While jamming to your Discover Weekly playlist and kicking back on your Klippan loveseat, get ready for the next Swedish trend to soon take America by storm.
It's oat milk. Yes, that's "milk" made from oats.
Oatly is a Swedish company that's been producing oat milk for its countrymen since the '90s. Here's how Oatly describes the beverage: "The company's patented enzyme technology copies nature's own process and turns fiber rich oats into nutritional liquid food that is perfectly designed for humans." Delicious! (No, really, it is. I'm drinking it right now.)
The packaging is delightful. The product is good. Even though it's vegan, one type of Oatly has a consistency similar to whole dairy milk and boasts a slight natural sweetness. Millennials and hipsters such as myself love the stuff. Just last month, there was an Oatly shortage. Not because the company ran out of oats, but because it couldn't make oat milk fast enough.
"We can't cut corners on how we make it," Oatly's general manager, Mike Messersmith, told Well and Good. "That's why it's hard to scale fast and meet demand--you can't make concessions on how the product is made."
Here's how Oatly emerged as a force to be reckoned with and is now poised to carve out a major chunk of the lucrative alternative-milk market.
Tapping into a $16 billion industry
About a year ago, Oatly began distributing its oat milk in the United States. To properly enter a new market, the company had to be smart. Though dairy alternatives are so hot right now, the American market is crowded. There's almond milk, soy milk, coconut milk, cashew milk, and the utterly disgusting hemp milk. The global market for dairy alternative drinks is expected to reach $16.3 billion in 2018, according to Innova Market Insights.
Oatly had plenty working in its favor. Almond milk -- the plant milk preferred by many who don't drink dairy -- was having a rough go. It takes just over a gallon of water to produce a single almond, Mother Jones reported. Most almonds are produced in California, which was suffering from an intense years-long drought.
But that didn't mean Oatly could waltz right in and kick all the other alternative milks out. Though Swedes and Europeans have been drinking oat milk since the '90s, it's less known in the U.S.
A grocery store chain like Whole Foods might seem like a natural fit, but it's ridiculously hard to get shelf space there. It can take years to get into Whole Foods, and there's only so much space.
Oatly needed a different approach. It needed allies. Those whose opinions were trusted by consumers. To infiltrate the United States, the company needed influencers to get behind its product and brand.
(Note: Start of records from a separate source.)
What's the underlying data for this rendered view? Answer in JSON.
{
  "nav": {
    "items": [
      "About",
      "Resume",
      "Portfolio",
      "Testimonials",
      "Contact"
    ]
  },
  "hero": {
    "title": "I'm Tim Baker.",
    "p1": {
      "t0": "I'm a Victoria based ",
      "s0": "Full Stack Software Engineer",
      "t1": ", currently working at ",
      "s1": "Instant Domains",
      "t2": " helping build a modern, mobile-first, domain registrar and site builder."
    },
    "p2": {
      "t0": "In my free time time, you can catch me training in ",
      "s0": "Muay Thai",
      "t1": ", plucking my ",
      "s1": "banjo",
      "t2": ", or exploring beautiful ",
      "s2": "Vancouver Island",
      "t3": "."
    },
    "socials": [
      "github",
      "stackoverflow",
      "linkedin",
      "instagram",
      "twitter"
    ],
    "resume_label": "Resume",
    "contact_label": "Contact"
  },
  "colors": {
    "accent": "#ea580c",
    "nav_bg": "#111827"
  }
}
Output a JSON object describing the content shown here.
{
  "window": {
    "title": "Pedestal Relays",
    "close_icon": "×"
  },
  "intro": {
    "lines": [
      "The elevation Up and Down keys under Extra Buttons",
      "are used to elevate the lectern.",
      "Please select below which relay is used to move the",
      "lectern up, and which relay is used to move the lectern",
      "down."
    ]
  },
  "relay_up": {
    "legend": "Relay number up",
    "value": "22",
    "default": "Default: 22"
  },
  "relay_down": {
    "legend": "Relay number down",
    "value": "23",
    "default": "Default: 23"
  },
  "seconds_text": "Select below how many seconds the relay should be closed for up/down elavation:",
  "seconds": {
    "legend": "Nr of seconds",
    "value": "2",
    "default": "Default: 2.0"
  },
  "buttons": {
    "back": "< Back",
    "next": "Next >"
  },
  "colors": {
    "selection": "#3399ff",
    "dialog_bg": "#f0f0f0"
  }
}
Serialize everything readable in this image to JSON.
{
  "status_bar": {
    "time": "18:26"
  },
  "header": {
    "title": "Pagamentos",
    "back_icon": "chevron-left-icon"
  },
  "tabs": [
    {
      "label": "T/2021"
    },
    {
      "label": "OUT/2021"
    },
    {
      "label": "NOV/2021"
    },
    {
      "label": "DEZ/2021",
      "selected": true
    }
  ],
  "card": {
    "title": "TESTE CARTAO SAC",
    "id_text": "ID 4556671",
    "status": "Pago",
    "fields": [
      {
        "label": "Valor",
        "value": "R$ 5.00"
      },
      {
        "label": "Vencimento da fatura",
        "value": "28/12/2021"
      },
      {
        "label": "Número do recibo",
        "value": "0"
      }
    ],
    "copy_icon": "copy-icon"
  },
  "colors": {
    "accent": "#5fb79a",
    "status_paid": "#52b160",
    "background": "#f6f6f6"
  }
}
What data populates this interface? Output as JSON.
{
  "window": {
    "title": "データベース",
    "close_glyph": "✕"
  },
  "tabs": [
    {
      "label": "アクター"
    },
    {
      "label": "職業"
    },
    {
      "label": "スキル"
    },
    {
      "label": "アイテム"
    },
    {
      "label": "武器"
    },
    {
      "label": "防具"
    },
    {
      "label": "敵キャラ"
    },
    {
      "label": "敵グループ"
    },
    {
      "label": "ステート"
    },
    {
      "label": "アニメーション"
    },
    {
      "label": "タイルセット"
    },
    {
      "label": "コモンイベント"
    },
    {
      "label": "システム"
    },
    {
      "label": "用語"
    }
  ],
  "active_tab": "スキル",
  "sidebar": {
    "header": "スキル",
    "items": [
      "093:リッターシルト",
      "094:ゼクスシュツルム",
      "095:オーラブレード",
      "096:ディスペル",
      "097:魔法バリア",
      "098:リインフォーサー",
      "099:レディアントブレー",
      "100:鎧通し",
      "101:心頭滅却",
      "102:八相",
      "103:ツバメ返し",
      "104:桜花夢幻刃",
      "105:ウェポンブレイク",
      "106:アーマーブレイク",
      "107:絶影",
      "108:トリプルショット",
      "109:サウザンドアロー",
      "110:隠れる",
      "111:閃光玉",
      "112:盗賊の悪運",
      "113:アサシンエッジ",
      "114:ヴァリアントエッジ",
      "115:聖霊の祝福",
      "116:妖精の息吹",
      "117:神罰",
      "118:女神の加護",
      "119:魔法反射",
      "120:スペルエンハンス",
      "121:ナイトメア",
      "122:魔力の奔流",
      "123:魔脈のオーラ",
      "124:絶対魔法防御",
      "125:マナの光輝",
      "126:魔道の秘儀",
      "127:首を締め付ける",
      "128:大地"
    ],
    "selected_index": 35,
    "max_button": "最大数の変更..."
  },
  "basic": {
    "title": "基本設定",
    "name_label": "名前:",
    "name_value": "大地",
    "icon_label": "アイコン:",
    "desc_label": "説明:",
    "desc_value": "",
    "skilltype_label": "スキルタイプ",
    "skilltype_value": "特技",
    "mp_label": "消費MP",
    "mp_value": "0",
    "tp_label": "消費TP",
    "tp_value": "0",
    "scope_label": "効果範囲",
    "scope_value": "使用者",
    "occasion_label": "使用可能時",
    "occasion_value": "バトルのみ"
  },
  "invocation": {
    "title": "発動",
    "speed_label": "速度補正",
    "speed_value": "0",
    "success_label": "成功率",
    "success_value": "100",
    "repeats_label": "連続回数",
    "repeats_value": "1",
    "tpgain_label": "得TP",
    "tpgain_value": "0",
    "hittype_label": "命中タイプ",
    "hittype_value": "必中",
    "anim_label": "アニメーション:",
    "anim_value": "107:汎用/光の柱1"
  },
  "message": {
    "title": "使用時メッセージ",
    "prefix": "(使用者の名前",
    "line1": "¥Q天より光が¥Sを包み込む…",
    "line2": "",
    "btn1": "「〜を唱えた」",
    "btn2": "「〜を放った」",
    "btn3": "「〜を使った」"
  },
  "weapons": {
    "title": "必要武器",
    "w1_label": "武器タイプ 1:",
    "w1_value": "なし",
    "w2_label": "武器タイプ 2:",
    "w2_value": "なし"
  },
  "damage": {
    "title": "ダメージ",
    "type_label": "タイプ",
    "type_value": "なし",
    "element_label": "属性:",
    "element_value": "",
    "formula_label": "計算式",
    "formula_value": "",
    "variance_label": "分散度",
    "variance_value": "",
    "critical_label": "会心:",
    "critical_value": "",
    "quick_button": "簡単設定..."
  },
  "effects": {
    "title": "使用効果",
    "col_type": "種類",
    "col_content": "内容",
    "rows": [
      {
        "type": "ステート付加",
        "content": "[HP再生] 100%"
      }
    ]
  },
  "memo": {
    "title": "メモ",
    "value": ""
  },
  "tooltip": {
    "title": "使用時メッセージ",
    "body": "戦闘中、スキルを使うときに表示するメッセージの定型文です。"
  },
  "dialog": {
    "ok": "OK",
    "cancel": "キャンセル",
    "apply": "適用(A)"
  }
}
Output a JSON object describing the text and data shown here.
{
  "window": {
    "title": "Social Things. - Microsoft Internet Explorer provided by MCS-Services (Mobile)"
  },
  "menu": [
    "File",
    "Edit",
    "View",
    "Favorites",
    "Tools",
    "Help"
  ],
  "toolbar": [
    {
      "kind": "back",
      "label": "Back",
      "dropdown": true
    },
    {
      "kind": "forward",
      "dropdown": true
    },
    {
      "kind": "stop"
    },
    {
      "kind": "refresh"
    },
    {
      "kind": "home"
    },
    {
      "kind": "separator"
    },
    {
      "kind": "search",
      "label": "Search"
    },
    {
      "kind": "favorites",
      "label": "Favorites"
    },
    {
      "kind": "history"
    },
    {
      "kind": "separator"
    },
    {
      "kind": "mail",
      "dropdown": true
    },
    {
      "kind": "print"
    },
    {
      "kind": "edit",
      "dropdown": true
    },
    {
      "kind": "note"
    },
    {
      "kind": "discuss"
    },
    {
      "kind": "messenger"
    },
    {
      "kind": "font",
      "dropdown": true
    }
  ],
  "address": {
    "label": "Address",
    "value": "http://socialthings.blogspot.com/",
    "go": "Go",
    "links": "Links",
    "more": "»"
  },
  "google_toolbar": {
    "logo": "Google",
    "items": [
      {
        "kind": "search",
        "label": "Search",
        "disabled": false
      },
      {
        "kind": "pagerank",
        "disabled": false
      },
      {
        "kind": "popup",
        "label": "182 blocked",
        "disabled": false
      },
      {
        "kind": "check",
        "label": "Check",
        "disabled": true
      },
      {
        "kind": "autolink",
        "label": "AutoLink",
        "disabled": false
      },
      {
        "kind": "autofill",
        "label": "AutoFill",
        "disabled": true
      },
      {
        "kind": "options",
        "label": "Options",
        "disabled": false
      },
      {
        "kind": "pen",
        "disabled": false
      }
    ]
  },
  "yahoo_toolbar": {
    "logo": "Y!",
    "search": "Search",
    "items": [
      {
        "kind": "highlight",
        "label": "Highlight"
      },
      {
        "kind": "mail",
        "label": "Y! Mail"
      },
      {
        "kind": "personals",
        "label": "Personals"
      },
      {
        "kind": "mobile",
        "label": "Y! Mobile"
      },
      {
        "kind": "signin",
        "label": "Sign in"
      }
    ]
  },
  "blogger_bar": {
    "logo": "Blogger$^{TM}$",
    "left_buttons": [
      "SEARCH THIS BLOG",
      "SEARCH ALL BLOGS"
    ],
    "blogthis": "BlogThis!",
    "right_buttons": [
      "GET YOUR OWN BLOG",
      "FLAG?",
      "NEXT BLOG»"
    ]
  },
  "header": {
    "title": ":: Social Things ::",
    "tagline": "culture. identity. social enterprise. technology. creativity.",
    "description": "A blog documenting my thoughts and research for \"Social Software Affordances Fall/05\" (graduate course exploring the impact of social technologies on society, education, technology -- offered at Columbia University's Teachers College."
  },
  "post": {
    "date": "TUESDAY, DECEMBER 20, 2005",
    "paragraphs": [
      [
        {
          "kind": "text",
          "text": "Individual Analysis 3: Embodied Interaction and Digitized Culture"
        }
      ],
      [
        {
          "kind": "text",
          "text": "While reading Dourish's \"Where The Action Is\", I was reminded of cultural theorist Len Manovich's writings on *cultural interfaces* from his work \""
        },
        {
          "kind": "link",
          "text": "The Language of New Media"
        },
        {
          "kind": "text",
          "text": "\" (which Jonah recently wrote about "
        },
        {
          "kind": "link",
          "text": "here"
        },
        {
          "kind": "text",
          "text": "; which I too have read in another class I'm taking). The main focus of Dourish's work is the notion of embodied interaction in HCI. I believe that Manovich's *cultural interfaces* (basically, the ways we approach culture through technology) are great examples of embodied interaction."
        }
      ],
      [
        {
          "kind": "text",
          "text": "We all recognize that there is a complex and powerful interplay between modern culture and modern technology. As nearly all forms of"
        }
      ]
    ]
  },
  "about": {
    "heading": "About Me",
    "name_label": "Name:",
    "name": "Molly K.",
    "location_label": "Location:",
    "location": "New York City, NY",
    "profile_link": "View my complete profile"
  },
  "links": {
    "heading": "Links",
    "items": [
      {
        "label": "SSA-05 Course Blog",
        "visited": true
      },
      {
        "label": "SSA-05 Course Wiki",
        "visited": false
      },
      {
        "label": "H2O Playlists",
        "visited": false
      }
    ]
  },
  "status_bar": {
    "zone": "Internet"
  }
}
Oatly knew just the people: baristas.
Putting other plant milks to shame
Baristas were the perfect target to help launch Oatly in the U.S. market. Baristas tend not to like working with plant milks. "They are either too thin, too bitter, or contain a long list of artificial thickeners and preservatives: xanthan gum, potassium sorbate, sodium benzoate," explains Food & Wine.
But Oatly works pretty well in coffee drinks. Unlike other alternative milks, it foams nicely. It doesn't curdle with heat. And it doesn't have those gross-sounding artificial ingredients.
So Oatly sent samples of its whole-milk alternative to baristas across America. It caught on somewhat like wildfire. The first company to place an order was Intelligentsia Coffee, Food & Wine reports.
"It's the first time my baristas have gotten behind an alternative milk in an intense way," Intelligentsia president and CEO James McLaughlin told the magazine. "We started stocking the liter cartons on our shelves because customers were like, 'I want to take this home.'" McLaughlin says Oatly quickly outpaced almond and soy milk in customer orders.
Other New York coffee shops followed suit. At first, just a dozen specialty coffee shops carried it. Suddenly, more than 200 did, coffee publication Sprudge reports. It quickly caught on in Los Angeles and Chicago -- other cities where coffee snobbery abounds.
Now, Oatly is available for purchase in the U.S. through the company's website -- that is, if it's not sold out. Or you can use the handy Oatfinder to see if it's available in a coffee shop or store near you. That's how I was able to snag a $4.39 quart of Barista Edition Oatmilk to add to my home-brewed coffee.
In Sweden, Oatly offers a whole suite of oat-based food and beverage products, including oatgurt, ice cream, oat spread, and oat fraiche. No word yet when these will hit the U.S. market, but oat fans can only hope.